Figure 23: Experimental plate to determine whether the
Chlamydomonas cells were transformed (23A). pmh1 cells were
unable to grow alone on the NH4+-free TAP (23B).
However, in the presence of the bacterial contaminants, abundant growth
was observed (23C). This indicated that the pmh1 cells were surviving
on a NH4+ source secreted by the bacterial contaminants.
C. pmh1 Sequence Analysis Via MacDNAsis
Since the pmh1 gene had been sequenced,
sequence analysis of the pmh1 genomic DNA, cDNA and amino acid sequence
was carried out via MacDNAsis. First, the genomic DNA was scanned for several
restriction enzyme cut sites. This analysis enabled us to verify the cut
sites obtained from the restriction mapping that was done prior to sequencing.
Results indicate that all the cut sites were correctly predicted via restriction
mapping. However, an additional Sal I site was found in between the BamH
I and Not I restriction site in SF (Figure 6). The presence of the Sal
I site is most probably due to a sequencing error. Using the pmh1
cDNA, we also identified the correct open reading frame for the pmh1
gene. The start codon was determined to several bases downstream of the

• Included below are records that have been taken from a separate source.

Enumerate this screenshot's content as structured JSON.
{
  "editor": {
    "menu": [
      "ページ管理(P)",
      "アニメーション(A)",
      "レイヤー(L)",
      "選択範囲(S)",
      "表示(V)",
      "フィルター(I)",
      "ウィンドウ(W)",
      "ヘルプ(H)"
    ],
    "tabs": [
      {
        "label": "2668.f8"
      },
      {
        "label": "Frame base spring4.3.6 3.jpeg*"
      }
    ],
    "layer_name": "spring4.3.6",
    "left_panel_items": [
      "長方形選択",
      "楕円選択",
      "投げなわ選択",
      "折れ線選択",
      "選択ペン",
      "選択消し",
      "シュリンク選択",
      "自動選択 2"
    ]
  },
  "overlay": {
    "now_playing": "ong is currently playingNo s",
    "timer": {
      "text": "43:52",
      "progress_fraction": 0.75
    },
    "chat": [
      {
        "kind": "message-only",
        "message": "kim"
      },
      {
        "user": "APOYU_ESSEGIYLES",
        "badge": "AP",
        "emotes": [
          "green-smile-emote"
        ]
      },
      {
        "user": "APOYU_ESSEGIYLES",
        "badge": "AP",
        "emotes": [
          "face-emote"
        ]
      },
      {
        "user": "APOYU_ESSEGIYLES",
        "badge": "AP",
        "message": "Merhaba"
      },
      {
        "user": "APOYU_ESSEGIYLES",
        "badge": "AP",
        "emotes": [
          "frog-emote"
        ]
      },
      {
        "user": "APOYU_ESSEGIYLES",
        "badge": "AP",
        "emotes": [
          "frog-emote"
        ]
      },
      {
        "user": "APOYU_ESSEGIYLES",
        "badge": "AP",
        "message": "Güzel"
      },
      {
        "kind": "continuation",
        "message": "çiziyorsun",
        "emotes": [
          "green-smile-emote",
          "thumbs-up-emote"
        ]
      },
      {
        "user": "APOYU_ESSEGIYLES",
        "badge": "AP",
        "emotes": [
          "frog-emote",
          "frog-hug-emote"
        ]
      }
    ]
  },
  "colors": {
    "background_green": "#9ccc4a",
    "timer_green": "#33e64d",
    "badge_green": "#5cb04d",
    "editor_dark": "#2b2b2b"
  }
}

Not I/Sac I restriction site (Figure 7) while the stop codon was located
downstream of the Not I site in SF (Figure 6). The pmh1 amino acid
sequence was used to predict transmembrane domains via the Kyte and Doolittle
hydrophobicity plot. A total of ten hydrophobic transmembrane region as
well as a phosphorylation domain were detected as is typical of P-type
ATPases (Russo, personal communication; Figure 24).
A Genbank search was then carried out to to
identify other proteins that displayed a strong sequence homology with
the pmh1 sequence. The protein sequences derived from twenty nine
other organisms were extracted and then a multiple sequence alignment was
carried out . This multiple sequence alignment not only identified all
the highly conserved regions in pmh1, it also allowed us to create
a phylogenetic tree based on the relational similarities of the sequences
being compared (Figure 25). Further analysis of the multiple sequence alignment
and the phylogenetic tree will be described in the discussion section of
Figure 25: Phylogenetic tree created by MacDNAsis for
pmh1 and twenty nine other organisms using the Higgins and Sharp
model (Higgins et al., 1988).